It’s a Tarantino film, so what do you expect? Well I expect (or dread) extreme graphic violence and I don’t like that part of it. Not particularly the violence itself but the overly graphic depicting of the violence in my opinion isn’t that necessary. On the other hand I also expect, a good story, some thought provoking ideas, excellent movie making techniques and something out of the ordinary. This is what I expect from Tarantino and it makes the violence tolerable.
Inglourious Basterds ticks all those boxes. A story of Jewish-American soldiers “The Basterds” are behind enemy lines in German occupied France to spread fear by scalping (shown in too much detail) and brutally killing Nazis. Meanwhile Goebbels (Reichsminister of Propaganda) is persuaded to hold the premier of his latest propaganda movie in a cinema ran by a woman who happens to be Jewish, although obviously they don’t know that. Mike Myers pops up in a very strange scene where he is obviously playing Mike Myres with a silly accent and the story rolls on…
It has been criticized for being overly long. It didn’t feel to long in total, but some scenes did seem to take too long while other areas of the story could have been expanded. I would have liked to see more of “The Bastards” in action rather than the aftermath and torture scene we did get. Also, the scene in the basement bar just seemed to go on for ever although it was fantastically well constructed with Citizen Kane style extreme low and high angles to build tension. The other thing to remember in this movie is that it isn’t supposed to be historically accurate – this takes place in Tarantiono’s universe which may look like the one we all know but it just isn’t.
There are another couple of typical Tarantino trademarks thrown into the mix which I’ll mention. The first was to suddenly, well into the movie have a narrator explain a bit of background on a character. This could easily have been done in a number of other ways, most simply of course to have it narrated by one of the other characters and therefore keep the flow of the story. Not only was this narrators voice not one we had heard before but it was Samuel L. Jackson who has a very distinctive and recognisable voice and doesn’t otherwise appear in this movie. The result is that you are jarred out of being involved in the plot to suddenly think ‘oh yes I’m watching a film’. However, the second strange technique was that in crowd scenes on a couple of occasions the names of leading Nazis appeared written on the screen with arrows pointing out who it was. I was surprised that this was very easy as a viewer to accept, it meant that we knew these important historical figures were there but it didn’t have to be shoehorned into the plot to introduce each one. Still, I’m sure some people didn’t mind Samuel L Jackson popping up a couple of times but were distracted by the text on the screen – so I suppose it all balances out.
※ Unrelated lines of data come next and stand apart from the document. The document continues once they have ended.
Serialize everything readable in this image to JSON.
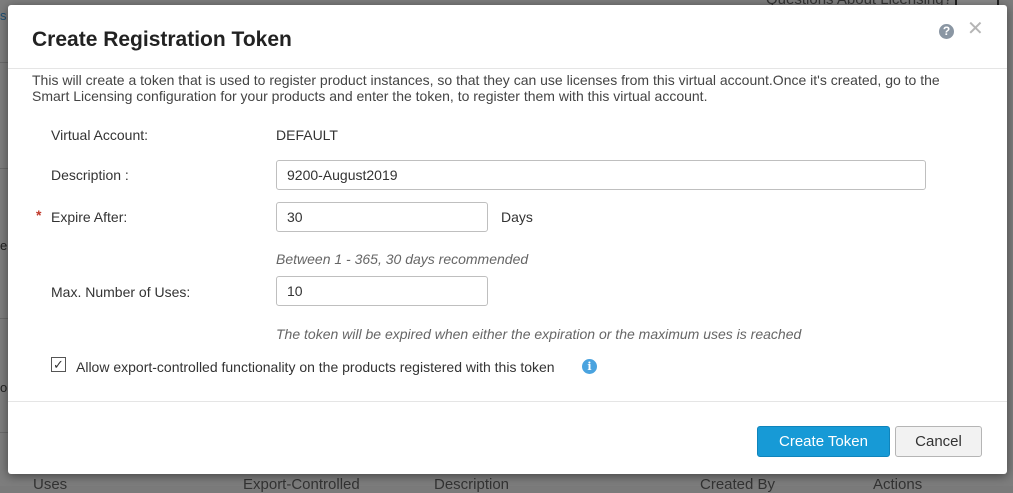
{
  "background": {
    "top_right_text": "Questions About Licensing?",
    "left_link_fragment": "s",
    "left_fragment_1": "e",
    "left_fragment_2": "o",
    "table_headers": [
      "Uses",
      "Export-Controlled",
      "Description",
      "Created By",
      "Actions"
    ]
  },
  "dialog": {
    "title": "Create Registration Token",
    "intro": "This will create a token that is used to register product instances, so that they can use licenses from this virtual account.Once it's created, go to the Smart Licensing configuration for your products and enter the token, to register them with this virtual account.",
    "help_icon_glyph": "?",
    "close_icon_glyph": "✕",
    "fields": {
      "virtual_account": {
        "label": "Virtual Account:",
        "value": "DEFAULT"
      },
      "description": {
        "label": "Description :",
        "value": "9200-August2019"
      },
      "expire_after": {
        "label": "Expire After:",
        "value": "30",
        "unit": "Days",
        "required_marker": "*",
        "hint": "Between 1 - 365, 30 days recommended"
      },
      "max_uses": {
        "label": "Max. Number of Uses:",
        "value": "10",
        "hint": "The token will be expired when either the expiration or the maximum uses is reached"
      }
    },
    "export_controlled": {
      "checked": true,
      "check_glyph": "✓",
      "label": "Allow export-controlled functionality on the products registered with this token",
      "info_glyph": "i"
    },
    "buttons": {
      "create": "Create Token",
      "cancel": "Cancel"
    }
  },
  "colors": {
    "primary": "#179ad6",
    "required": "#c0392b",
    "info": "#4aa3df",
    "overlay": "#7d7d7d"
  }
}
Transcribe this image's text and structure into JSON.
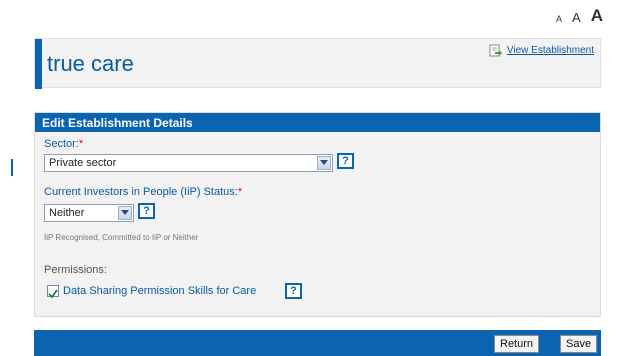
{
  "font_sizes": {
    "small": "A",
    "medium": "A",
    "large": "A"
  },
  "title_panel": {
    "title": "true care",
    "view_link": "View Establishment",
    "view_icon": "document-arrow-icon"
  },
  "form": {
    "header": "Edit Establishment Details",
    "sector": {
      "label": "Sector:",
      "required_marker": "*",
      "value": "Private sector",
      "help": "?"
    },
    "iip": {
      "label": "Current Investors in People (IiP) Status:",
      "required_marker": "*",
      "value": "Neither",
      "help": "?",
      "hint": "IiP Recognised, Committed to IiP or Neither"
    },
    "permissions": {
      "label": "Permissions:",
      "checkbox_label": "Data Sharing Permission Skills for Care",
      "checked": true,
      "help": "?"
    }
  },
  "footer": {
    "return_label": "Return",
    "save_label": "Save"
  },
  "colors": {
    "primary_blue": "#0b64b0",
    "link_blue": "#0b5aa2",
    "required_red": "#c8102e",
    "panel_bg": "#f2f2f2"
  }
}
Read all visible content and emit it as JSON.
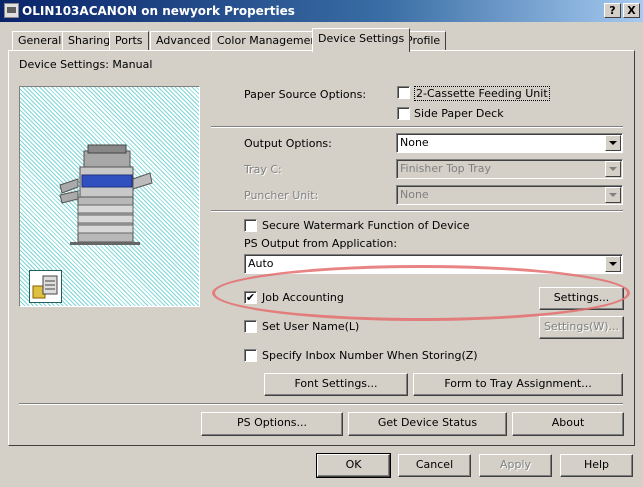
{
  "window": {
    "title": "OLIN103ACANON on newyork Properties",
    "help_btn": "?",
    "close_btn": "X"
  },
  "tabs": [
    "General",
    "Sharing",
    "Ports",
    "Advanced",
    "Color Management",
    "Device Settings",
    "Profile"
  ],
  "active_tab": "Device Settings",
  "device_settings_label": "Device Settings: Manual",
  "paper_source": {
    "label": "Paper Source Options:",
    "options": [
      {
        "label": "2-Cassette Feeding Unit",
        "checked": false
      },
      {
        "label": "Side Paper Deck",
        "checked": false
      }
    ]
  },
  "output_options": {
    "label": "Output Options:",
    "value": "None"
  },
  "tray_c": {
    "label": "Tray C:",
    "value": "Finisher Top Tray"
  },
  "puncher_unit": {
    "label": "Puncher Unit:",
    "value": "None"
  },
  "secure_watermark": {
    "label": "Secure Watermark Function of Device",
    "checked": false
  },
  "ps_output": {
    "label": "PS Output from Application:",
    "value": "Auto"
  },
  "job_accounting": {
    "label": "Job Accounting",
    "checked": true,
    "settings_btn": "Settings..."
  },
  "set_user_name": {
    "label": "Set User Name(L)",
    "checked": false,
    "settings_btn": "Settings(W)..."
  },
  "specify_inbox": {
    "label": "Specify Inbox Number When Storing(Z)",
    "checked": false
  },
  "buttons": {
    "font_settings": "Font Settings...",
    "form_to_tray": "Form to Tray Assignment...",
    "ps_options": "PS Options...",
    "get_device_status": "Get Device Status",
    "about": "About",
    "ok": "OK",
    "cancel": "Cancel",
    "apply": "Apply",
    "help": "Help"
  },
  "check_mark": "✔",
  "colors": {
    "highlight": "#e46e6e",
    "titlebar": "#0a246a"
  }
}
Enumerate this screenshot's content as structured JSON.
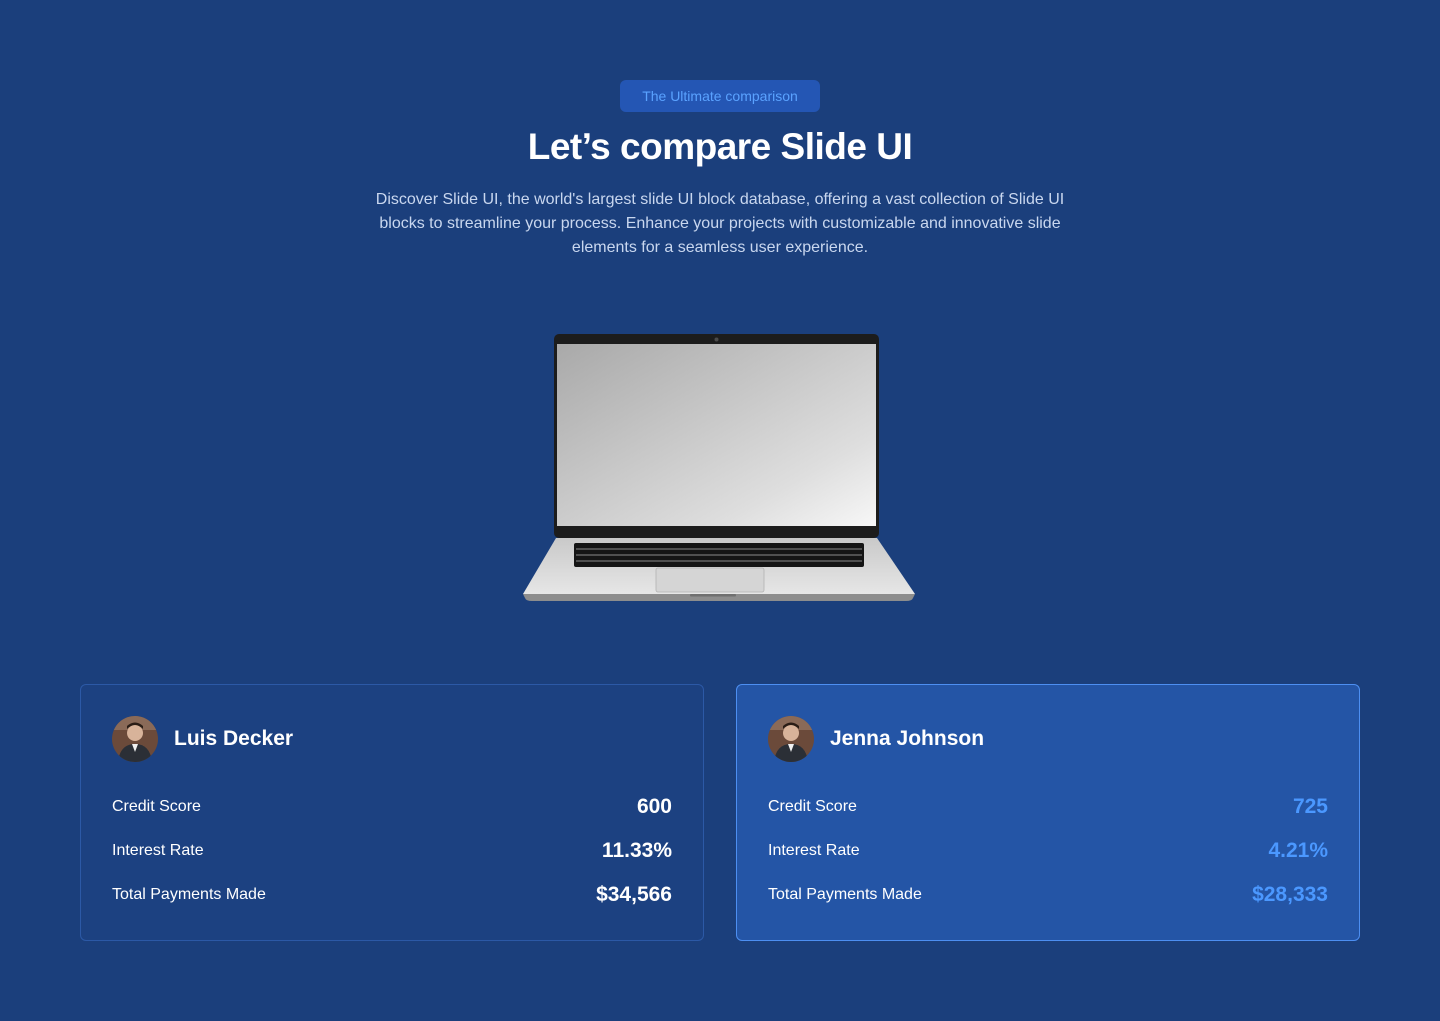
{
  "header": {
    "badge": "The Ultimate comparison",
    "title": "Let’s compare Slide UI",
    "description": "Discover Slide UI, the world's largest slide UI block database, offering a vast collection of Slide UI blocks to streamline your process. Enhance your projects with customizable and innovative slide elements for a seamless user experience."
  },
  "colors": {
    "background": "#1b3f7c",
    "badge_bg": "#2456b4",
    "badge_text": "#5aa2ff",
    "highlight_value": "#4b98ff"
  },
  "cards": [
    {
      "name": "Luis Decker",
      "rows": [
        {
          "label": "Credit Score",
          "value": "600"
        },
        {
          "label": "Interest Rate",
          "value": "11.33%"
        },
        {
          "label": "Total Payments Made",
          "value": "$34,566"
        }
      ]
    },
    {
      "name": "Jenna Johnson",
      "rows": [
        {
          "label": "Credit Score",
          "value": "725"
        },
        {
          "label": "Interest Rate",
          "value": "4.21%"
        },
        {
          "label": "Total Payments Made",
          "value": "$28,333"
        }
      ]
    }
  ]
}
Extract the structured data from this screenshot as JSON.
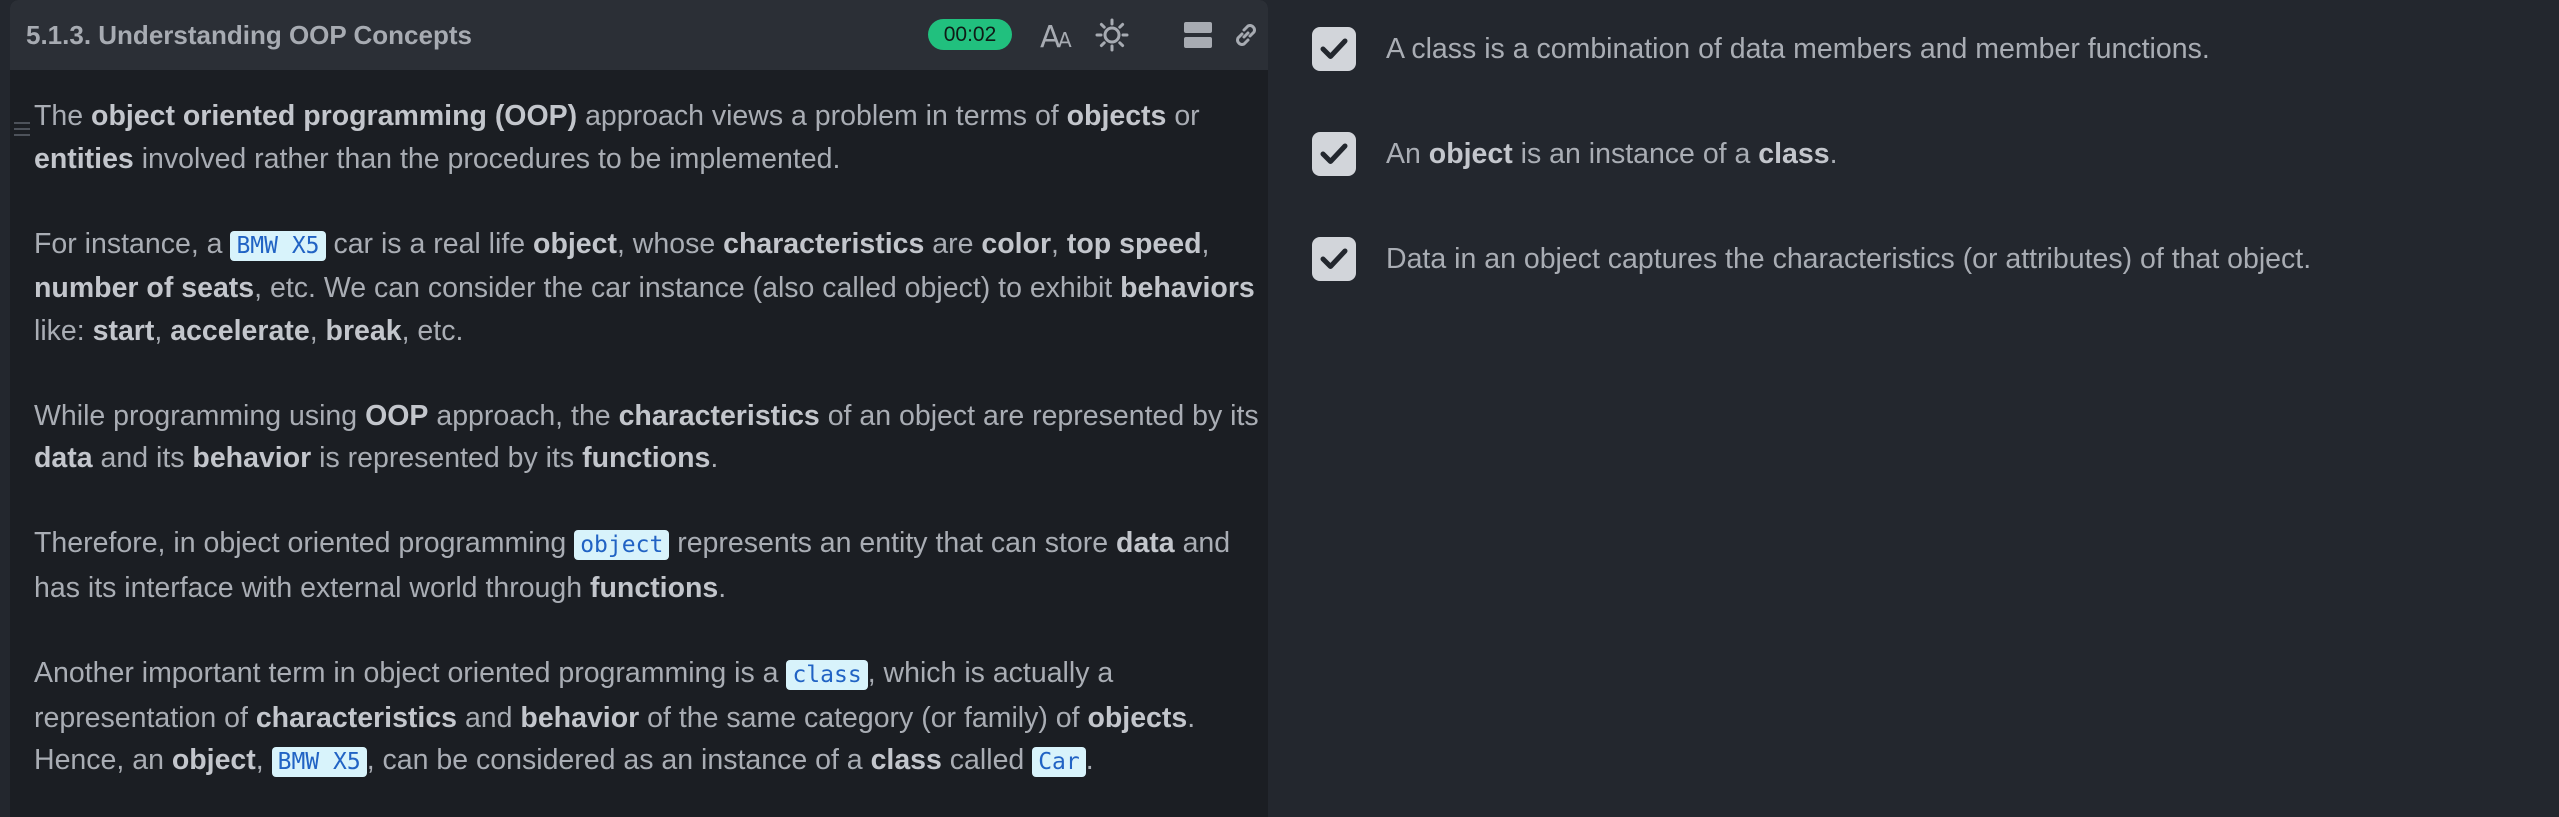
{
  "header": {
    "title": "5.1.3. Understanding OOP Concepts",
    "timer": "00:02",
    "icons": [
      "font-size-icon",
      "theme-sun-icon",
      "layout-split-icon",
      "link-icon"
    ]
  },
  "content": {
    "p1": {
      "t1": "The ",
      "b1": "object oriented programming (OOP)",
      "t2": " approach views a problem in terms of ",
      "b2": "objects",
      "t3": " or ",
      "b3": "entities",
      "t4": " involved rather than the procedures to be implemented."
    },
    "p2": {
      "t1": "For instance, a ",
      "c1": "BMW X5",
      "t2": " car is a real life ",
      "b1": "object",
      "t3": ", whose ",
      "b2": "characteristics",
      "t4": " are ",
      "b3": "color",
      "t5": ", ",
      "b4": "top speed",
      "t6": ", ",
      "b5": "number of seats",
      "t7": ", etc. We can consider the car instance (also called object) to exhibit ",
      "b6": "behaviors",
      "t8": " like: ",
      "b7": "start",
      "t9": ", ",
      "b8": "accelerate",
      "t10": ", ",
      "b9": "break",
      "t11": ", etc."
    },
    "p3": {
      "t1": "While programming using ",
      "b1": "OOP",
      "t2": " approach, the ",
      "b2": "characteristics",
      "t3": " of an object are represented by its ",
      "b3": "data",
      "t4": " and its ",
      "b4": "behavior",
      "t5": " is represented by its ",
      "b5": "functions",
      "t6": "."
    },
    "p4": {
      "t1": "Therefore, in object oriented programming ",
      "c1": "object",
      "t2": " represents an entity that can store ",
      "b1": "data",
      "t3": " and has its interface with external world through ",
      "b2": "functions",
      "t4": "."
    },
    "p5": {
      "t1": "Another important term in object oriented programming is a ",
      "c1": "class",
      "t2": ", which is actually a representation of ",
      "b1": "characteristics",
      "t3": " and ",
      "b2": "behavior",
      "t4": " of the same category (or family) of ",
      "b3": "objects",
      "t5": ". Hence, an ",
      "b4": "object",
      "t6": ", ",
      "c2": "BMW X5",
      "t7": ", can be considered as an instance of a ",
      "b5": "class",
      "t8": " called ",
      "c3": "Car",
      "t9": "."
    }
  },
  "checklist": {
    "item1": {
      "text": "A class is a combination of data members and member functions.",
      "checked": true
    },
    "item2": {
      "t1": "An ",
      "b1": "object",
      "t2": " is an instance of a ",
      "b2": "class",
      "t3": ".",
      "checked": true
    },
    "item3": {
      "text": "Data in an object captures the characteristics (or attributes) of that object.",
      "checked": true
    }
  },
  "colors": {
    "timer_badge": "#21c07e",
    "checkbox": "#d2d5da",
    "code_bg": "#d8f3fb",
    "code_text": "#2163c4"
  }
}
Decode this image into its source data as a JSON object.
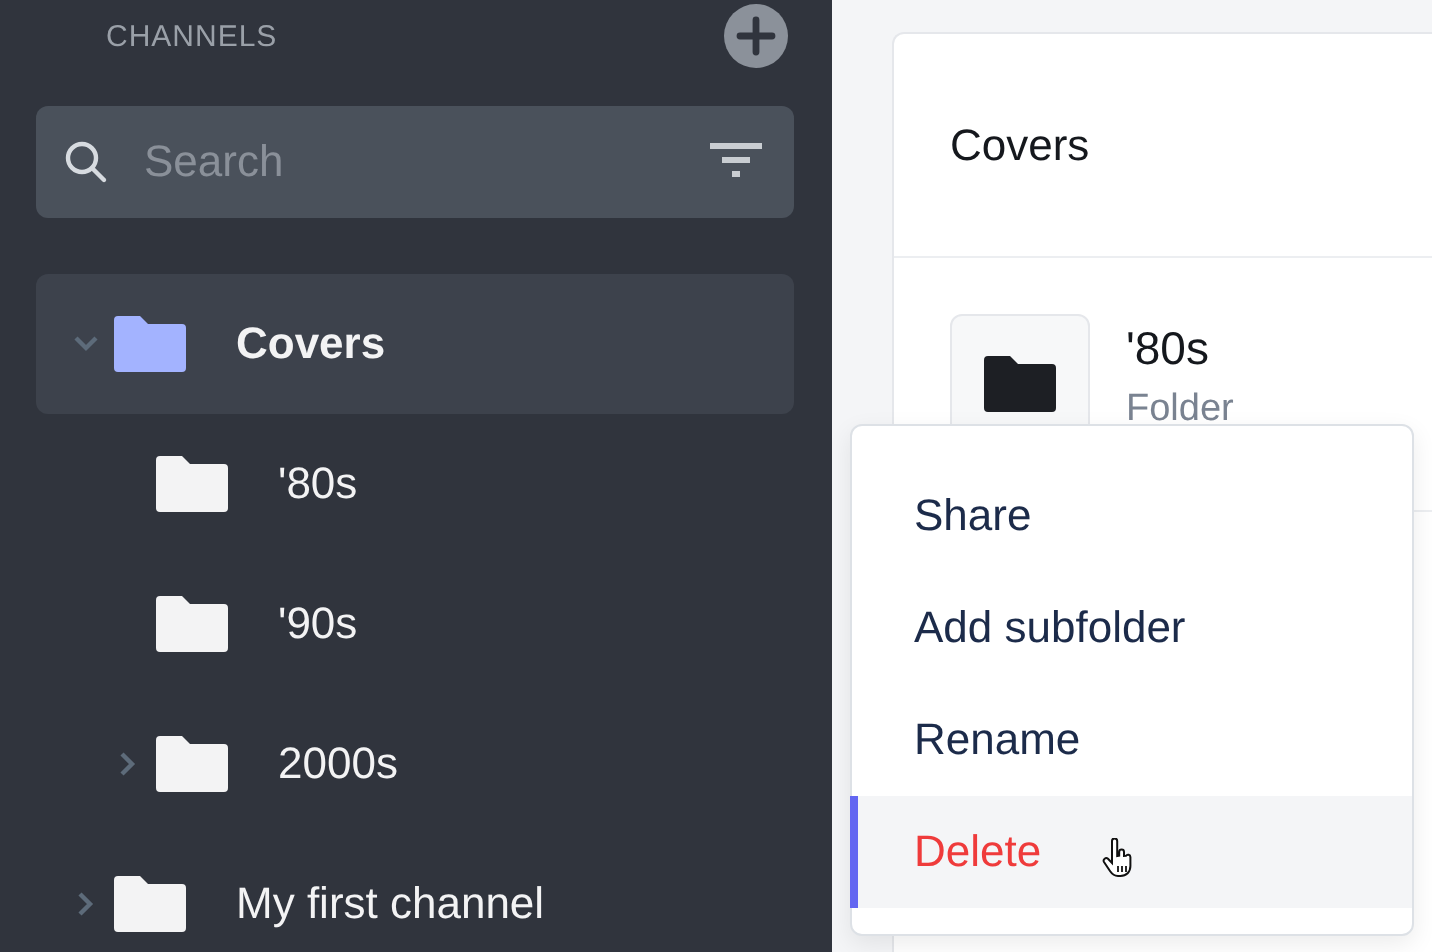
{
  "sidebar": {
    "heading": "CHANNELS",
    "search": {
      "placeholder": "Search"
    },
    "tree": [
      {
        "label": "Covers",
        "selected": true,
        "expandable": true,
        "expanded": true,
        "children": [
          {
            "label": "'80s",
            "selected": false,
            "expandable": false,
            "expanded": false
          },
          {
            "label": "'90s",
            "selected": false,
            "expandable": false,
            "expanded": false
          },
          {
            "label": "2000s",
            "selected": false,
            "expandable": true,
            "expanded": false
          }
        ]
      },
      {
        "label": "My first channel",
        "selected": false,
        "expandable": true,
        "expanded": false
      }
    ]
  },
  "content": {
    "title": "Covers",
    "rows": [
      {
        "title": "'80s",
        "subtitle": "Folder"
      }
    ]
  },
  "context_menu": {
    "items": [
      {
        "label": "Share",
        "kind": "normal",
        "selected": false
      },
      {
        "label": "Add subfolder",
        "kind": "normal",
        "selected": false
      },
      {
        "label": "Rename",
        "kind": "normal",
        "selected": false
      },
      {
        "label": "Delete",
        "kind": "danger",
        "selected": true
      }
    ]
  }
}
The film reminded me of some of the classic war movies like The Dirty Dozen, which build the tension towards a climax that you really aren’t sure will work out or not. Those films also managed to weave in the occasional bit of humour, Inglourious Basterds does this very well the accents, circumstances, some props and of course Mike Myres for no obvious reason all made for several laughs during this movie.
I liked it.